> AIM OF THE TASK
Here are some records; copy every line that holds the word "index".

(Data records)
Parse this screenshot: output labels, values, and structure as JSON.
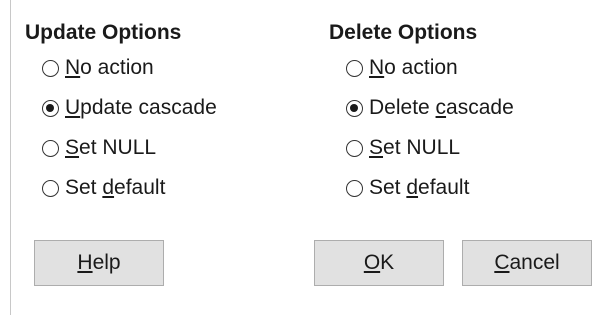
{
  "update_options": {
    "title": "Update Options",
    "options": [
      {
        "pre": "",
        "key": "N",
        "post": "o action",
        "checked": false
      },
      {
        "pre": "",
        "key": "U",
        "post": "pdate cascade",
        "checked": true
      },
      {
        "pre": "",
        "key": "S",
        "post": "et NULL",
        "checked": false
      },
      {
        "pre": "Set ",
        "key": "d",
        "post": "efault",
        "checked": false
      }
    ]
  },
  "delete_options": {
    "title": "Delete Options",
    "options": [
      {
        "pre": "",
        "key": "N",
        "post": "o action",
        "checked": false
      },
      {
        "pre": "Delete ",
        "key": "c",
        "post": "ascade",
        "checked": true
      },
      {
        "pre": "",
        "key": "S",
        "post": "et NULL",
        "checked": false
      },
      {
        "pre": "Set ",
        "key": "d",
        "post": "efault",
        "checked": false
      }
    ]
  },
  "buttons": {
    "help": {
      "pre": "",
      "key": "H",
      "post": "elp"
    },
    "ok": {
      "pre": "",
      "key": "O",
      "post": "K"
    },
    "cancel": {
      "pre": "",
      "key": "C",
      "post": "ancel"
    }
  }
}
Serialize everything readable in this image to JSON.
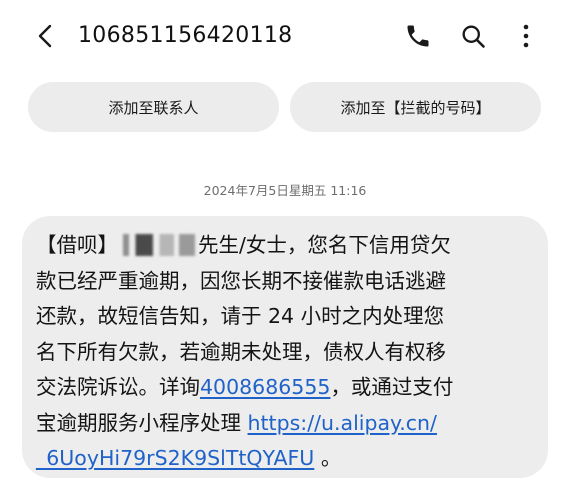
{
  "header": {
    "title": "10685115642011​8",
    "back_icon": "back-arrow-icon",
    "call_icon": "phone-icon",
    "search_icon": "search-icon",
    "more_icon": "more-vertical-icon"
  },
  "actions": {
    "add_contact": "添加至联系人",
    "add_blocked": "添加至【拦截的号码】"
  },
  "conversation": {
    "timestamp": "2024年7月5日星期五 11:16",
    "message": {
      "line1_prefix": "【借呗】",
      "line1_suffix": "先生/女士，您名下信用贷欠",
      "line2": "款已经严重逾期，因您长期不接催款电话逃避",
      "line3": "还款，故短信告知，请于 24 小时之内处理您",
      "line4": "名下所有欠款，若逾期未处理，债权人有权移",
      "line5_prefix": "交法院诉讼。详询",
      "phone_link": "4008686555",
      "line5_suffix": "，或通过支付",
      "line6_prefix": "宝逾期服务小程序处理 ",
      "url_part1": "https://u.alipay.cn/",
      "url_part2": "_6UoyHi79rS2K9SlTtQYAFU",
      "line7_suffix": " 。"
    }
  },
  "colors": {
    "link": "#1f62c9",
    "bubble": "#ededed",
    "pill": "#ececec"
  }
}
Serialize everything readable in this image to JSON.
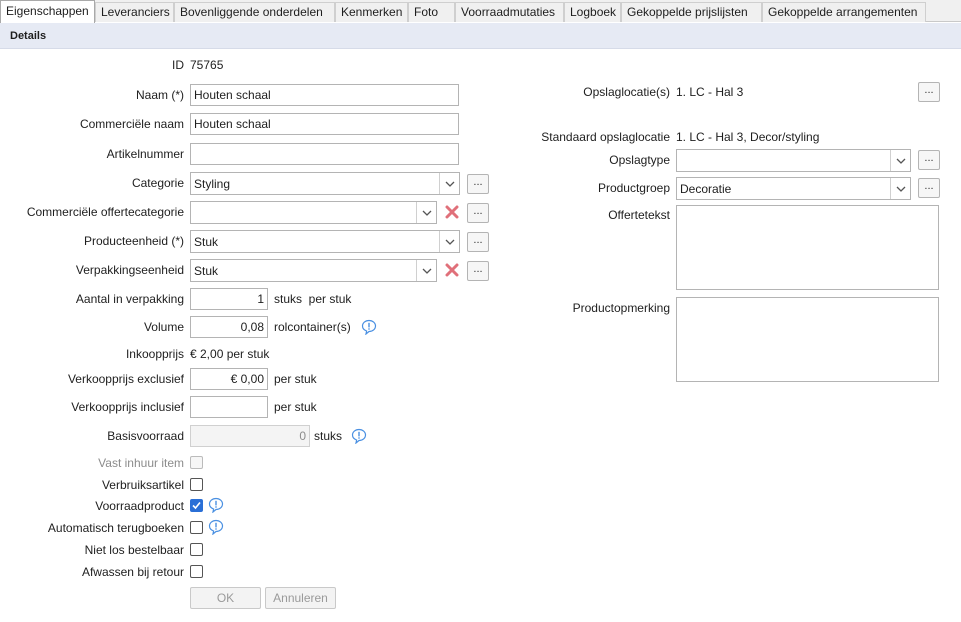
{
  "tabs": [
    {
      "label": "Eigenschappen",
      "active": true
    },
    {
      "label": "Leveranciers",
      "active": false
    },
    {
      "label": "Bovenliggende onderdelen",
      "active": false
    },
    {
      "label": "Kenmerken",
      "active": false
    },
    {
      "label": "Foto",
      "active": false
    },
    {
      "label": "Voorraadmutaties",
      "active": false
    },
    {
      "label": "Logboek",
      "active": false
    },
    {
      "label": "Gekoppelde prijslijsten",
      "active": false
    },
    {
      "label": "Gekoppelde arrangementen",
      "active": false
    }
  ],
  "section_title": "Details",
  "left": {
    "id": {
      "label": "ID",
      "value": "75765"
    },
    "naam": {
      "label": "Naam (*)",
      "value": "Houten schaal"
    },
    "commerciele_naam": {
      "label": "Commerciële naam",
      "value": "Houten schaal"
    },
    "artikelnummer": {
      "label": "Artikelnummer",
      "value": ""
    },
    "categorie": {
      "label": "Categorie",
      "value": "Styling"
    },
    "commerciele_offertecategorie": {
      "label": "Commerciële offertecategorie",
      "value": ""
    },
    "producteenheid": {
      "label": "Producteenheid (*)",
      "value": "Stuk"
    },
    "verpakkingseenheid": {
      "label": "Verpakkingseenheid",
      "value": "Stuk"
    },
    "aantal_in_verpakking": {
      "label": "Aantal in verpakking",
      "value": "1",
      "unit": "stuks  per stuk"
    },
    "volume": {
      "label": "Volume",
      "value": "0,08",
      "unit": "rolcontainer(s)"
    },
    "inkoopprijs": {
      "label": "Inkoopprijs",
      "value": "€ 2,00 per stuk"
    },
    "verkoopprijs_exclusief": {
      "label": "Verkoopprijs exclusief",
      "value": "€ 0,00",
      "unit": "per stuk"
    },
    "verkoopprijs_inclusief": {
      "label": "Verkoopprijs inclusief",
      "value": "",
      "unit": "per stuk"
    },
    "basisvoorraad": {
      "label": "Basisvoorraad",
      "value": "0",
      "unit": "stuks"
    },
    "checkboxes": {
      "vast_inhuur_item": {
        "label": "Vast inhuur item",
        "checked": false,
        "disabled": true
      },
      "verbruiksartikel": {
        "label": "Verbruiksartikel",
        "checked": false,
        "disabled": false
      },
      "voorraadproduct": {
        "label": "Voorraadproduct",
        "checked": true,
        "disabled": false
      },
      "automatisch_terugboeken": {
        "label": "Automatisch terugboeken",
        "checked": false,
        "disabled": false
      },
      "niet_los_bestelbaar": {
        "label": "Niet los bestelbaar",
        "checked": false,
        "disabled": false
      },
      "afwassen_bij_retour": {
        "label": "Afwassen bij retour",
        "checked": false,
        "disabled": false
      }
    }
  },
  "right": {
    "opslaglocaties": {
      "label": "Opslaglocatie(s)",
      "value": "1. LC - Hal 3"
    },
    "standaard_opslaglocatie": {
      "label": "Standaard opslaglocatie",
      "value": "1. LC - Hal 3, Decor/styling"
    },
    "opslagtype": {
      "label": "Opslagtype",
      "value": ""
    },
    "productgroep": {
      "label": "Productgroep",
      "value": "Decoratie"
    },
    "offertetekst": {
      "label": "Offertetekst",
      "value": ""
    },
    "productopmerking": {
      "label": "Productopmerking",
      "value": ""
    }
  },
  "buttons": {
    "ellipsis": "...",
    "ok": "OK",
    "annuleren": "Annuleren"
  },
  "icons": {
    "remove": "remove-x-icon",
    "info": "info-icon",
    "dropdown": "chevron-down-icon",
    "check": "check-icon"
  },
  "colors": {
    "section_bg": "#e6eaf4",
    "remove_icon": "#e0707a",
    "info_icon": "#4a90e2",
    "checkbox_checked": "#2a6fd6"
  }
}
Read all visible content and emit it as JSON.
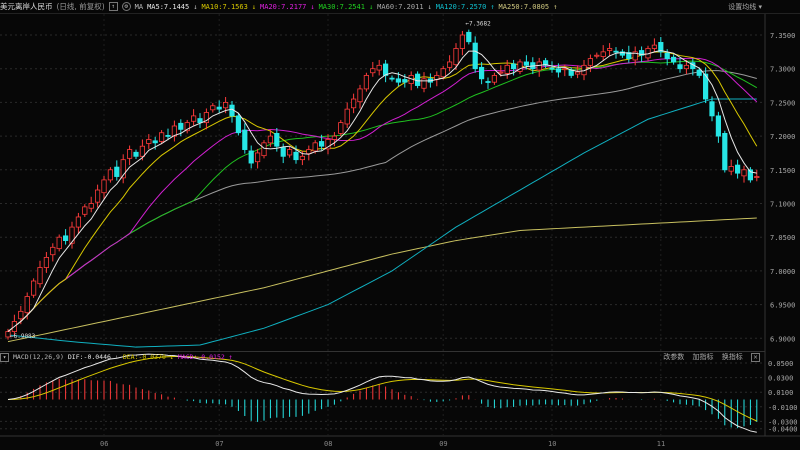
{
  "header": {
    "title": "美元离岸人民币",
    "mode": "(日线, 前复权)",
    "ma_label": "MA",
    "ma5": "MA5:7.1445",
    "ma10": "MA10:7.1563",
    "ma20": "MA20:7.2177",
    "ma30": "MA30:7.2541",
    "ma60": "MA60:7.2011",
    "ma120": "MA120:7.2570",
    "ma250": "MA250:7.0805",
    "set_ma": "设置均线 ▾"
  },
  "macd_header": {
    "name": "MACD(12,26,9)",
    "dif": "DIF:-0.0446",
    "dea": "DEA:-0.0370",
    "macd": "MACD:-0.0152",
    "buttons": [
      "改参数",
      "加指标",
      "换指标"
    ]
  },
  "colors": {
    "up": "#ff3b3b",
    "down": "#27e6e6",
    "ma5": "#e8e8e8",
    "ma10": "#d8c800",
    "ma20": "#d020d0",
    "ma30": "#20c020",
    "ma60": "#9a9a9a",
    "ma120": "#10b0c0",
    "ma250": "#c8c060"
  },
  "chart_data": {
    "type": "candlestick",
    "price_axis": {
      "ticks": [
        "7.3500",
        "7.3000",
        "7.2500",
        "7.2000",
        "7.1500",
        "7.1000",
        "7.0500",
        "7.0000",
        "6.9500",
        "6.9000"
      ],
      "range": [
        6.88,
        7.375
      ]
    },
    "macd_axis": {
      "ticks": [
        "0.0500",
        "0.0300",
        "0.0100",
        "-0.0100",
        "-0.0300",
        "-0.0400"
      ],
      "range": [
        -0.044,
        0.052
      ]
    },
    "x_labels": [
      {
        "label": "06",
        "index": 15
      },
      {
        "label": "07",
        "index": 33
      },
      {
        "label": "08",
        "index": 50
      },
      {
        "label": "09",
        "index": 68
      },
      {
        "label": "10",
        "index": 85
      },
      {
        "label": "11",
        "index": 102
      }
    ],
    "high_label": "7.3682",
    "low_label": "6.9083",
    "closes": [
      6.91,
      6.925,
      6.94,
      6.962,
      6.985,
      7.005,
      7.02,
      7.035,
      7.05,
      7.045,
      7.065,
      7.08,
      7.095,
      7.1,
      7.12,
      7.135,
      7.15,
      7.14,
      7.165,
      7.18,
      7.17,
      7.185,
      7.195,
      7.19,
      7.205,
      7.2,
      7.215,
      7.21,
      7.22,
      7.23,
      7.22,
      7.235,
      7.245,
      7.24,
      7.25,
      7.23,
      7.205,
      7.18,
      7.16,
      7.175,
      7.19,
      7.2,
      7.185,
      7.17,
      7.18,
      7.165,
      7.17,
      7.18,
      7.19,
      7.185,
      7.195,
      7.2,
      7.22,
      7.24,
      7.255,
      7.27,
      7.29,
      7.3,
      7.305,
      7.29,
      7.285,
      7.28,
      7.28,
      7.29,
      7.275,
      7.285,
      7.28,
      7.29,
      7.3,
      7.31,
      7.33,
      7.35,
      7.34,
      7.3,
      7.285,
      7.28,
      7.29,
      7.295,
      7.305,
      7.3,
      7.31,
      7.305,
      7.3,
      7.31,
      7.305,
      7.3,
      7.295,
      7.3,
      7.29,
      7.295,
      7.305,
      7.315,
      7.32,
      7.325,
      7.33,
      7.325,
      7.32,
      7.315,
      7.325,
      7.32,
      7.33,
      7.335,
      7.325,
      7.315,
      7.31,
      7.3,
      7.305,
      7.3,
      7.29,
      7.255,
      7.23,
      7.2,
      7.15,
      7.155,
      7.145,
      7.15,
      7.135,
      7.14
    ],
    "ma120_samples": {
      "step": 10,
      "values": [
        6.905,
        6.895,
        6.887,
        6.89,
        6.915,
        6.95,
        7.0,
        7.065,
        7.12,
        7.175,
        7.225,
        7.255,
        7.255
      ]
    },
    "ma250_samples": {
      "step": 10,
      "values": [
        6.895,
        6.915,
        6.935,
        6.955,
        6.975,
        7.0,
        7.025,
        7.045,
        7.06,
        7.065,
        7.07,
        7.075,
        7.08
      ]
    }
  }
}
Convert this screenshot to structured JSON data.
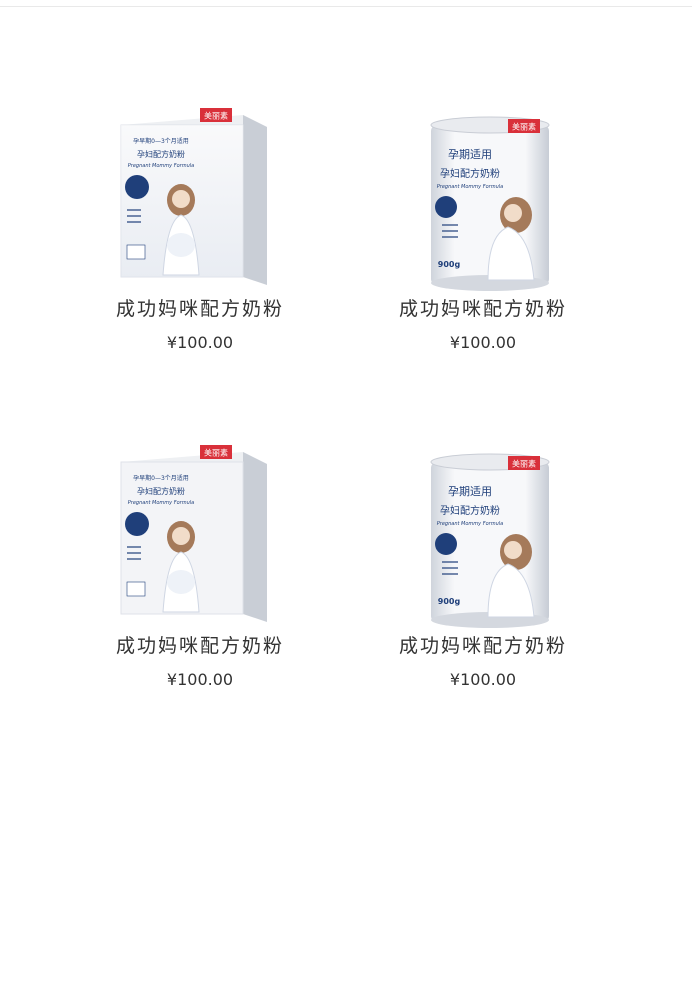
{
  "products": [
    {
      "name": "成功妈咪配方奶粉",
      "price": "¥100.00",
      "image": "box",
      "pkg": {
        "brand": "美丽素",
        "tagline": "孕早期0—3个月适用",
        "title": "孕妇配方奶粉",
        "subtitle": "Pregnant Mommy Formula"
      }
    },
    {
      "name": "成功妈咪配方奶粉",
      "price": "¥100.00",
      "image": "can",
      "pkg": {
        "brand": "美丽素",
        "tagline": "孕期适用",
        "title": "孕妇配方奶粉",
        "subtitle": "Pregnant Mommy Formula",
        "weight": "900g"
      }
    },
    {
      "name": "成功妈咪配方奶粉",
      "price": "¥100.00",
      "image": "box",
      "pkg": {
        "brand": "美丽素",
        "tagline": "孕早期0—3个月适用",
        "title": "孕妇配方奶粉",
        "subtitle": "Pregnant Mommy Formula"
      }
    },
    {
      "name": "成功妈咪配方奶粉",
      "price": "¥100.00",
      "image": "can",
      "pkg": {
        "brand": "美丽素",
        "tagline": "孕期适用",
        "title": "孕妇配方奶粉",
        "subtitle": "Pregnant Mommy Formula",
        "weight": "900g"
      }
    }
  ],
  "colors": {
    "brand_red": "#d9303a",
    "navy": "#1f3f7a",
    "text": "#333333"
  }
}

> WRITTEN ANSWER
        "index": 15
        "index": 33
        "index": 50
        "index": 68
        "index": 85
        "index": 102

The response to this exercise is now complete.